**INSTRUCTIONS FOR THE TASK**
From the entries that follow, pick out all lines holding "icon".

**DATASET RECORDS**
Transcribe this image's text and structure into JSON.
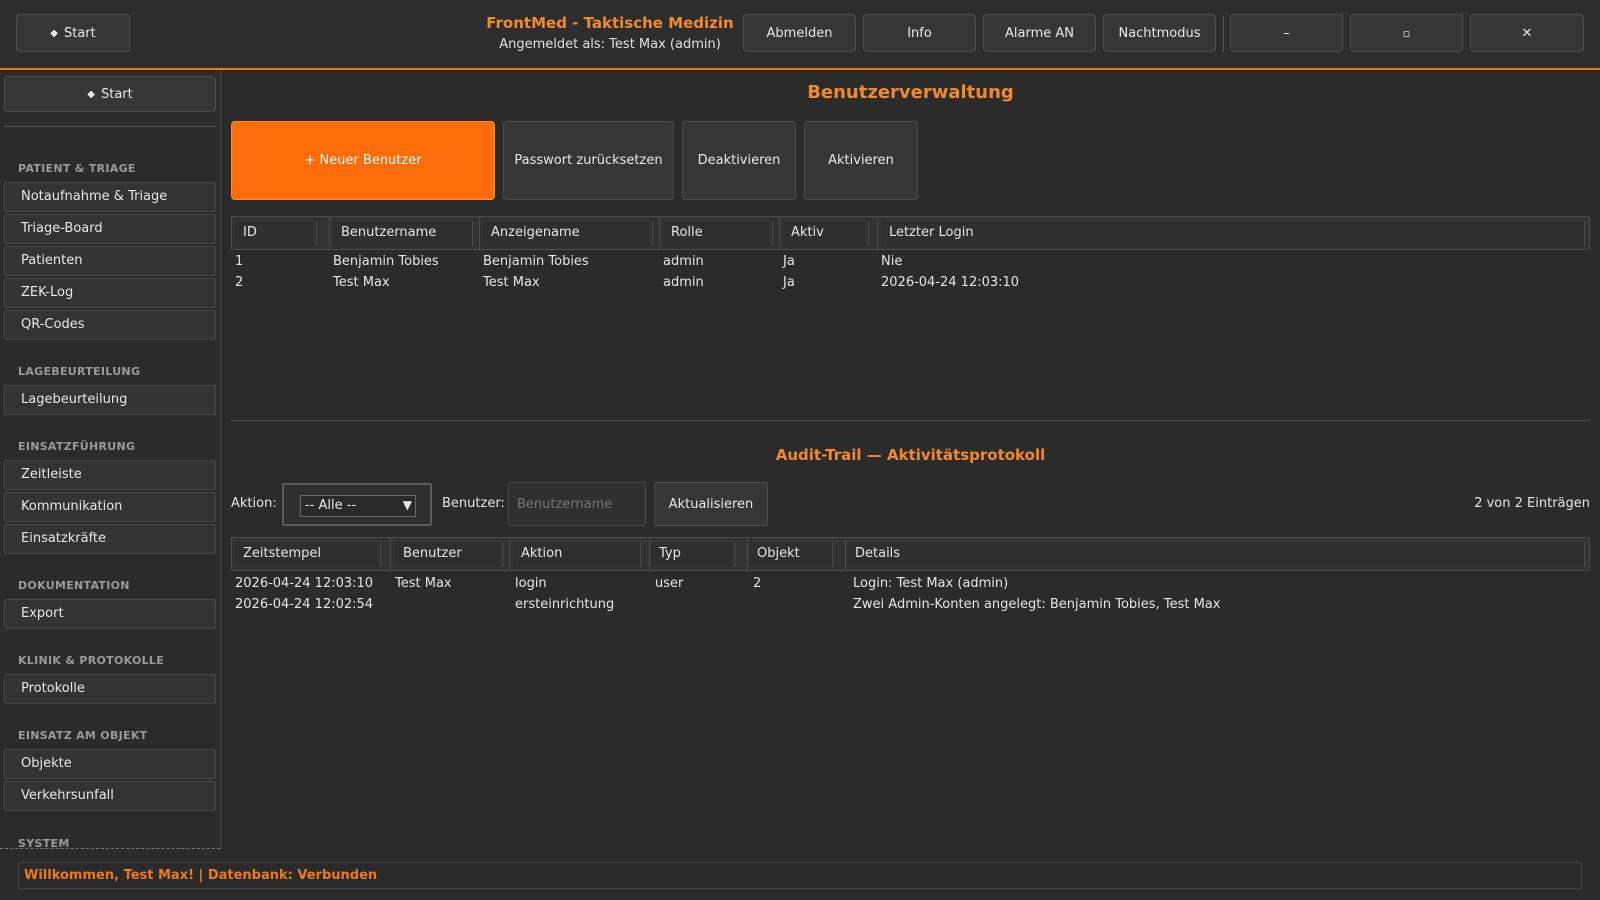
{
  "app": {
    "title": "FrontMed - Taktische Medizin",
    "subtitle": "Angemeldet als: Test Max (admin)"
  },
  "topbar": {
    "start_label": "Start",
    "logout_label": "Abmelden",
    "info_label": "Info",
    "alarms_label": "Alarme AN",
    "night_label": "Nachtmodus",
    "minimize_label": "–",
    "maximize_label": "▫",
    "close_label": "✕"
  },
  "sidebar": {
    "start_label": "Start",
    "sections": [
      {
        "title": "PATIENT & TRIAGE",
        "items": [
          "Notaufnahme & Triage",
          "Triage-Board",
          "Patienten",
          "ZEK-Log",
          "QR-Codes"
        ]
      },
      {
        "title": "LAGEBEURTEILUNG",
        "items": [
          "Lagebeurteilung"
        ]
      },
      {
        "title": "EINSATZFÜHRUNG",
        "items": [
          "Zeitleiste",
          "Kommunikation",
          "Einsatzkräfte"
        ]
      },
      {
        "title": "DOKUMENTATION",
        "items": [
          "Export"
        ]
      },
      {
        "title": "KLINIK & PROTOKOLLE",
        "items": [
          "Protokolle"
        ]
      },
      {
        "title": "EINSATZ AM OBJEKT",
        "items": [
          "Objekte",
          "Verkehrsunfall"
        ]
      },
      {
        "title": "SYSTEM",
        "items": []
      }
    ]
  },
  "users": {
    "title": "Benutzerverwaltung",
    "new_user_label": "+ Neuer Benutzer",
    "reset_password_label": "Passwort zurücksetzen",
    "deactivate_label": "Deaktivieren",
    "activate_label": "Aktivieren",
    "columns": [
      "ID",
      "Benutzername",
      "Anzeigename",
      "Rolle",
      "Aktiv",
      "Letzter Login"
    ],
    "rows": [
      [
        "1",
        "Benjamin Tobies",
        "Benjamin Tobies",
        "admin",
        "Ja",
        "Nie"
      ],
      [
        "2",
        "Test Max",
        "Test Max",
        "admin",
        "Ja",
        "2026-04-24 12:03:10"
      ]
    ]
  },
  "audit": {
    "title": "Audit-Trail — Aktivitätsprotokoll",
    "action_label": "Aktion:",
    "action_value": "-- Alle --",
    "user_label": "Benutzer:",
    "user_placeholder": "Benutzername",
    "refresh_label": "Aktualisieren",
    "count_text": "2 von 2 Einträgen",
    "columns": [
      "Zeitstempel",
      "Benutzer",
      "Aktion",
      "Typ",
      "Objekt",
      "Details"
    ],
    "rows": [
      [
        "2026-04-24 12:03:10",
        "Test Max",
        "login",
        "user",
        "2",
        "Login: Test Max (admin)"
      ],
      [
        "2026-04-24 12:02:54",
        "",
        "ersteinrichtung",
        "",
        "",
        "Zwei Admin-Konten angelegt: Benjamin Tobies, Test Max"
      ]
    ]
  },
  "status": {
    "text": "Willkommen, Test Max! | Datenbank: Verbunden"
  },
  "colors": {
    "accent": "#f07a1a",
    "background": "#2b2b2b"
  }
}
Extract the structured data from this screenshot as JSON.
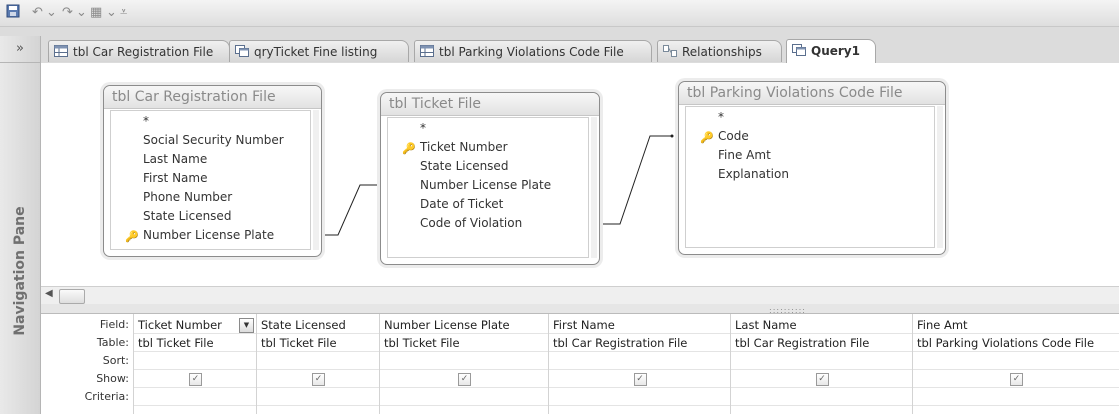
{
  "qat": {
    "save": "save-icon",
    "undo": "undo-icon",
    "redo": "redo-icon",
    "view": "view-icon",
    "customize": "customize-qat-icon"
  },
  "nav": {
    "toggle": "»",
    "label": "Navigation Pane"
  },
  "tabs": [
    {
      "label": "tbl Car Registration File",
      "icon": "table-icon"
    },
    {
      "label": "qryTicket Fine listing",
      "icon": "query-icon"
    },
    {
      "label": "tbl Parking Violations Code File",
      "icon": "table-icon"
    },
    {
      "label": "Relationships",
      "icon": "relationships-icon"
    },
    {
      "label": "Query1",
      "icon": "query-icon",
      "active": true
    }
  ],
  "tables": [
    {
      "title": "tbl Car Registration File",
      "fields": [
        {
          "name": "*",
          "key": false
        },
        {
          "name": "Social Security Number",
          "key": false
        },
        {
          "name": "Last Name",
          "key": false
        },
        {
          "name": "First Name",
          "key": false
        },
        {
          "name": "Phone Number",
          "key": false
        },
        {
          "name": "State Licensed",
          "key": false
        },
        {
          "name": "Number License Plate",
          "key": true
        }
      ]
    },
    {
      "title": "tbl Ticket File",
      "fields": [
        {
          "name": "*",
          "key": false
        },
        {
          "name": "Ticket Number",
          "key": true
        },
        {
          "name": "State Licensed",
          "key": false
        },
        {
          "name": "Number License Plate",
          "key": false
        },
        {
          "name": "Date of Ticket",
          "key": false
        },
        {
          "name": "Code of Violation",
          "key": false
        }
      ]
    },
    {
      "title": "tbl Parking Violations Code File",
      "fields": [
        {
          "name": "*",
          "key": false
        },
        {
          "name": "Code",
          "key": true
        },
        {
          "name": "Fine Amt",
          "key": false
        },
        {
          "name": "Explanation",
          "key": false
        }
      ]
    }
  ],
  "grid": {
    "row_labels": [
      "Field:",
      "Table:",
      "Sort:",
      "Show:",
      "Criteria:"
    ],
    "columns": [
      {
        "field": "Ticket Number",
        "table": "tbl Ticket File",
        "sort": "",
        "show": true
      },
      {
        "field": "State Licensed",
        "table": "tbl Ticket File",
        "sort": "",
        "show": true
      },
      {
        "field": "Number License Plate",
        "table": "tbl Ticket File",
        "sort": "",
        "show": true
      },
      {
        "field": "First Name",
        "table": "tbl Car Registration File",
        "sort": "",
        "show": true
      },
      {
        "field": "Last Name",
        "table": "tbl Car Registration File",
        "sort": "",
        "show": true
      },
      {
        "field": "Fine Amt",
        "table": "tbl Parking Violations Code File",
        "sort": "",
        "show": true
      }
    ]
  },
  "check_glyph": "✓",
  "dropdown_glyph": "▼",
  "scroll": {
    "left": "◀"
  }
}
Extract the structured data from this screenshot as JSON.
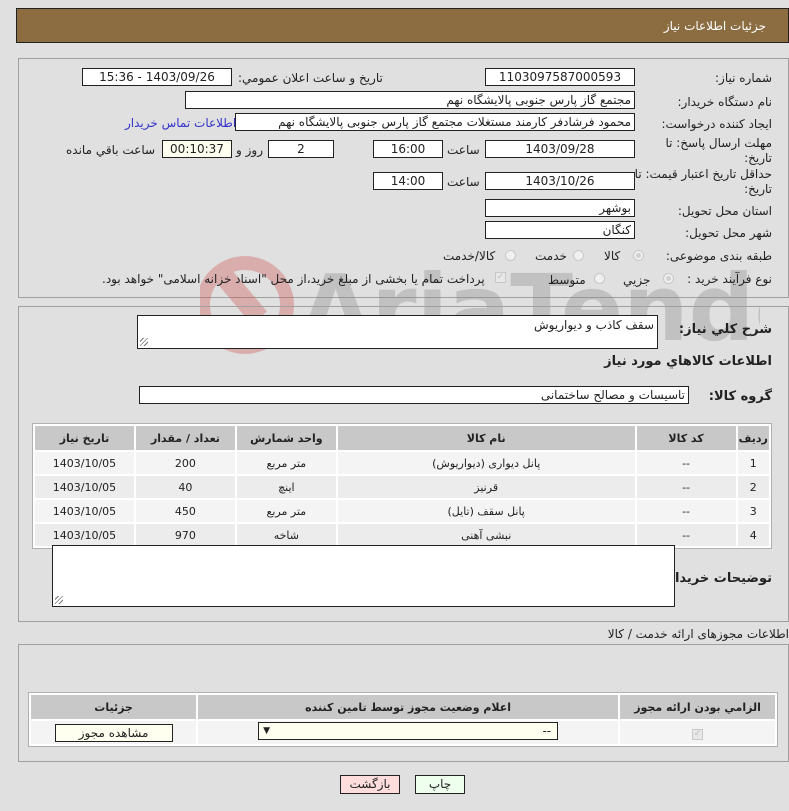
{
  "header": {
    "title": "جزئیات اطلاعات نیاز"
  },
  "form": {
    "need_number_label": "شماره نیاز:",
    "need_number": "1103097587000593",
    "announce_label": "تاریخ و ساعت اعلان عمومي:",
    "announce_value": "1403/09/26 - 15:36",
    "buyer_org_label": "نام دستگاه خریدار:",
    "buyer_org": "مجتمع گاز پارس جنوبی  پالایشگاه نهم",
    "creator_label": "ایجاد کننده درخواست:",
    "creator": "محمود فرشادفر کارمند مستغلات  مجتمع گاز پارس جنوبی  پالایشگاه نهم",
    "contact_link": "اطلاعات تماس خریدار",
    "reply_deadline_label_1": "مهلت ارسال پاسخ: تا",
    "reply_deadline_label_2": "تاریخ:",
    "reply_date": "1403/09/28",
    "time_label": "ساعت",
    "reply_time": "16:00",
    "days": "2",
    "days_label": "روز و",
    "remaining": "00:10:37",
    "remaining_label": "ساعت باقي مانده",
    "validity_label_1": "حداقل تاریخ اعتبار قیمت: تا",
    "validity_label_2": "تاریخ:",
    "validity_date": "1403/10/26",
    "validity_time": "14:00",
    "province_label": "استان محل تحویل:",
    "province": "بوشهر",
    "city_label": "شهر محل تحویل:",
    "city": "کنگان",
    "category_label": "طبقه بندی موضوعی:",
    "category_options": [
      "کالا",
      "خدمت",
      "کالا/خدمت"
    ],
    "category_selected": "کالا",
    "process_label": "نوع فرآیند خرید :",
    "process_options": [
      "جزیي",
      "متوسط"
    ],
    "process_selected": "جزیي",
    "payment_note": "پرداخت تمام یا بخشی از مبلغ خرید،از محل \"اسناد خزانه اسلامی\" خواهد بود."
  },
  "description": {
    "label": "شرح کلي نیاز:",
    "value": "سقف کاذب و دیواریوش"
  },
  "goods": {
    "section_title": "اطلاعات کالاهاي مورد نیاز",
    "group_label": "گروه کالا:",
    "group_value": "تاسیسات و مصالح ساختمانی",
    "columns": [
      "ردیف",
      "کد کالا",
      "نام کالا",
      "واحد شمارش",
      "تعداد / مقدار",
      "تاریخ نیاز"
    ],
    "rows": [
      {
        "idx": "1",
        "code": "--",
        "name": "پانل دیواری (دیواریوش)",
        "unit": "متر مربع",
        "qty": "200",
        "date": "1403/10/05"
      },
      {
        "idx": "2",
        "code": "--",
        "name": "قرنیز",
        "unit": "اینچ",
        "qty": "40",
        "date": "1403/10/05"
      },
      {
        "idx": "3",
        "code": "--",
        "name": "پانل سقف (تایل)",
        "unit": "متر مربع",
        "qty": "450",
        "date": "1403/10/05"
      },
      {
        "idx": "4",
        "code": "--",
        "name": "نبشی آهنی",
        "unit": "شاخه",
        "qty": "970",
        "date": "1403/10/05"
      }
    ]
  },
  "buyer_notes": {
    "label": "توضیحات خریدار:",
    "value": ""
  },
  "permits": {
    "section_title": "اطلاعات مجوزهای ارائه خدمت / کالا",
    "columns": [
      "الزامي بودن ارائه مجوز",
      "اعلام وضعیت مجوز توسط تامین کننده",
      "جزئیات"
    ],
    "row": {
      "required_checked": true,
      "status_value": "--",
      "details_button": "مشاهده مجوز"
    }
  },
  "footer": {
    "print_button": "چاپ",
    "back_button": "بازگشت"
  },
  "colors": {
    "header_bg": "#8c6d42",
    "print_bg": "#eeffee",
    "back_bg": "#ffdddd",
    "link": "#3333cc"
  }
}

**RESPONSE TO THIS EXERCISE**
    "save": "save-icon",
    "undo": "undo-icon",
    "redo": "redo-icon",
    "view": "view-icon",
    "customize": "customize-qat-icon"
      "icon": "table-icon"
      "icon": "query-icon"
      "icon": "table-icon"
      "icon": "relationships-icon"
      "icon": "query-icon",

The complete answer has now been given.